As a week of winter storms stoked swells overhead Thursday, Isla Vista surfers braved the cold, chop and runoff hazard for a chance to catch some of the area’s biggest waves of the year.
The Scripps Institution of Oceanography in San Diego published swell models showing 20-foot surf at Point Conception and at several points off the Southern California Coast throughout the day, and 9- to 12-foot swells in Ventura and Santa Barbara. The National Weather Service expected the storm to last until Friday evening. Its forecast called for an 80 percent chance of precipitation Friday morning in Santa Barbara, which should taper off during the day.
Although a strong current in the Devereux point break at Coal Oil Point made paddling difficult, a handful of surfers patrolled the waters yesterday.
“It was fun. It was pretty choppy, but pretty big,” said junior geography major Jared Kearns. “It was overhead. The current’s pretty strong; you get caught inside a bunch.”
The bigger waves are a contrast to the usual pattern in Santa Barbara, which typically receives smaller surf from its geographical position behind the Channel Islands.
Most waves are formed by wind, far off the coast. “When you have a storm, any disturbances on the surface of the ocean are going to extract energy from the wind and cause the waves to grow,” said mechanical and environmental engineering Professor Stephen McLean, who works in the Ocean Engineering Lab.
Once waves are formed by a storm, they propagate and move off in all directions. The waves with the greatest energy move in the direction the wind was blowing. As the waves near the shore, the bottom starts to shorten and slow them down, forcing more energy into a smaller wave. The energy, McLean said, increases the height of the waves.
In the summer, most of the swells come from the south and Antarctica. “In our summertime, it’s not unusual for big storms around Antarctica to kick up some large swell,” McLean said.
Most of this swell never makes it to the Santa Barbara Coast because the Channel Islands lie directly between the source of the waves and the coast.
Winter waves, which come from the Gulf of Alaska, are not as blocked by the islands, but are small, nonetheless, because the waves are refracted off the islands. Each direction change decreases their energy.
The storms that passed through Santa Barbara this week drove up swells from the southeast, making the waves unpredictable and turning the ocean into a froth. For better surfing conditions in Santa Barbara, a northern winter storm would need to extend far to the south, like the El Ni-o storms that raised heavy surf in 1998.
“When we had El Ni-o, the storm was pushed far further south. The result was we got a lot more weather, a lot more wave action,” said mechanical engineering graduate student Tim Maddux, who frequently surfs at Rincon Point near Carpinteria. At the height of El Ni-o in January of 1998, Rincon received unprecedented 20-foot waves. “The downside is you get all the wind and rain and runoff associated with that.
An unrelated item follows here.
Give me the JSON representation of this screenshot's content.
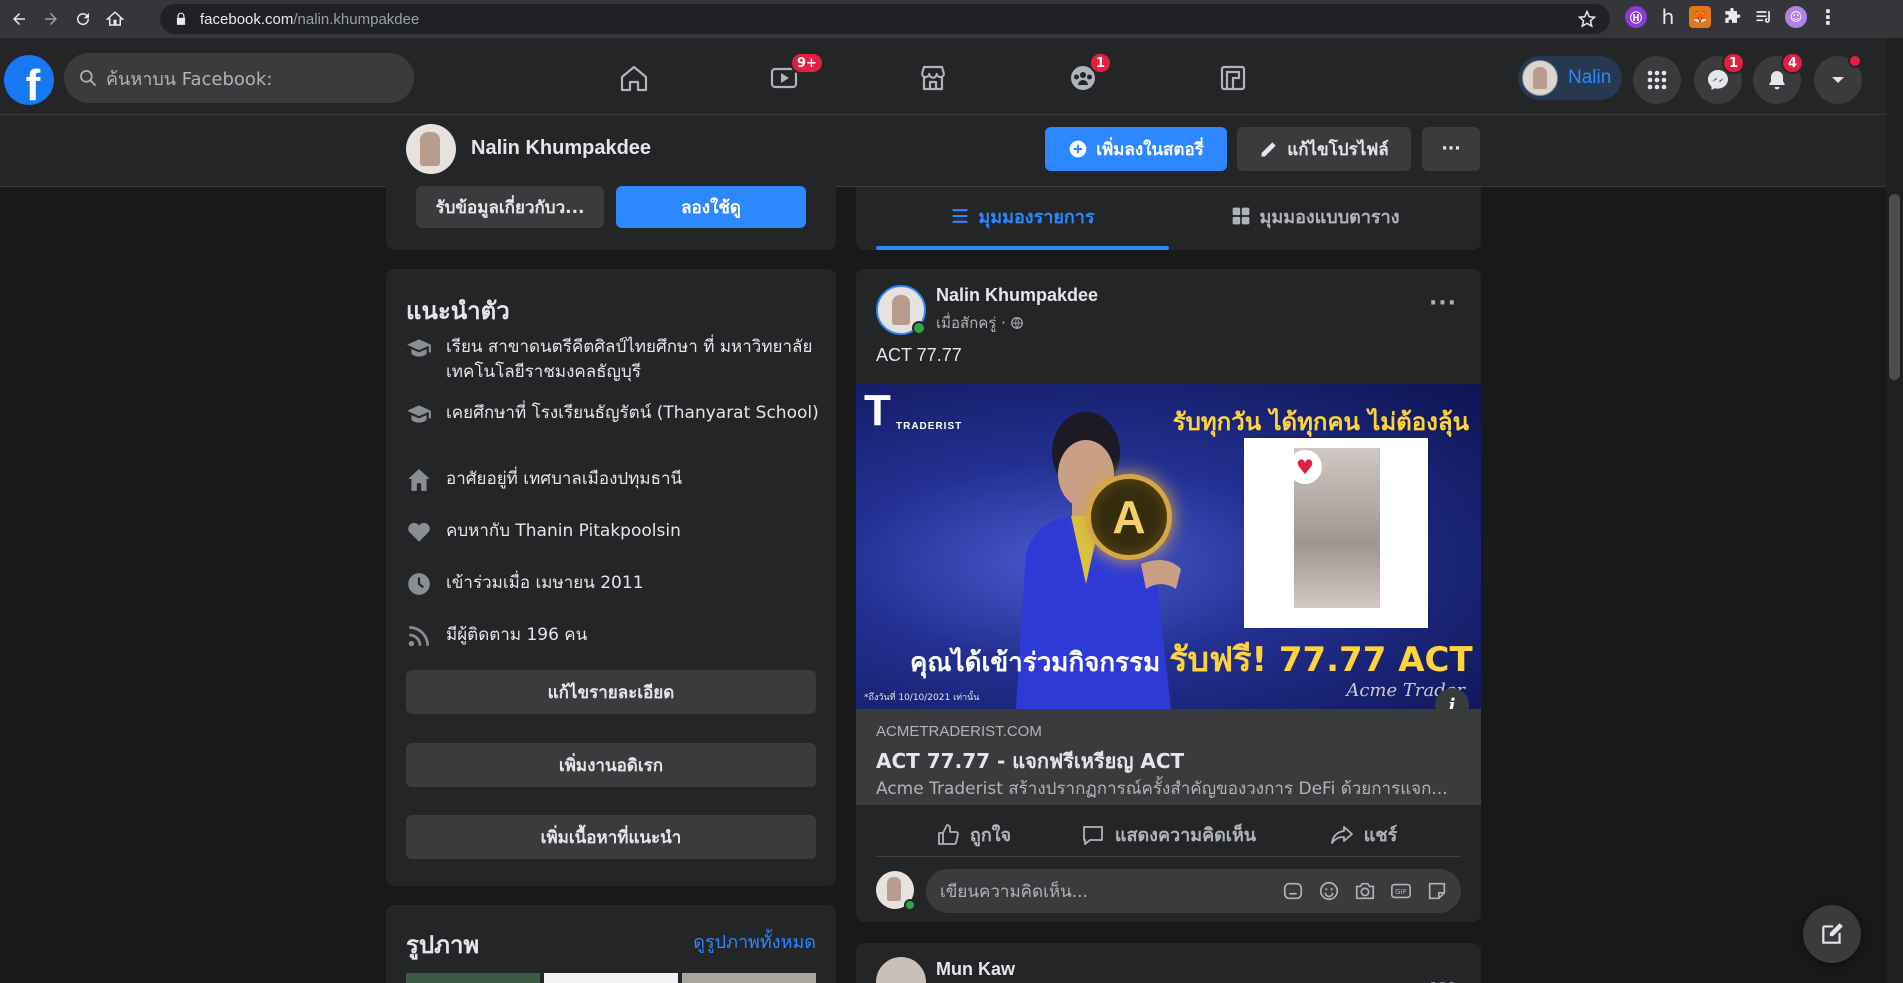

It’s kind of a double bind.”
Maddux cautioned against the dangers of storm surfing, including the currents that trapped two UCSB students earlier in the week near Campus Point. A strong current at Coal Oil Point and the Devereux surf break rapidly pushes surfers down the beach toward Campus Point.
“People need to be careful. When it gets big at Devereux, you just get washed down to I.V.,” Maddux said. “What you need to do is not only know how to get into the water, but where you need to make an exit.”